Every line of the material that includes the word "Work" is to be shown.

[Start of section]

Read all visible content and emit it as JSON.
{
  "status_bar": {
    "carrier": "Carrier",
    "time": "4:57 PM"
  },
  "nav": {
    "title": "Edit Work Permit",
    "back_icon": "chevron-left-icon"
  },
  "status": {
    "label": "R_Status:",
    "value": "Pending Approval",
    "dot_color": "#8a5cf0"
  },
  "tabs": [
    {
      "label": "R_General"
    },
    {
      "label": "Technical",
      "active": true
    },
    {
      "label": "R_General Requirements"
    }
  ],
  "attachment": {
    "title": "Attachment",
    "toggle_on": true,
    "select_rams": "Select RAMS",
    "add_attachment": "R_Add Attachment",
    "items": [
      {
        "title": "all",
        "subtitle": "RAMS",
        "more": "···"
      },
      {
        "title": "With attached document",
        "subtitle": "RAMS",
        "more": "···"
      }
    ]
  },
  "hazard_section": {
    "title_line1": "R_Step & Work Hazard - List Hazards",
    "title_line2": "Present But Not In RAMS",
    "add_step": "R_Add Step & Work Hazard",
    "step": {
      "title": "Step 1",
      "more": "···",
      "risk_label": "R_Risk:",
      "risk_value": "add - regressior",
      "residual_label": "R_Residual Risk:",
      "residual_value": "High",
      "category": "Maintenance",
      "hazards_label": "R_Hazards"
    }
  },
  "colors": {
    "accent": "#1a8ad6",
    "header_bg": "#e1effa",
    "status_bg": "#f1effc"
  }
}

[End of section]

◆ **THE ANSWER**
    "title": "Edit Work Permit",
    "title_line1": "R_Step & Work Hazard - List Hazards",
    "add_step": "R_Add Step & Work Hazard",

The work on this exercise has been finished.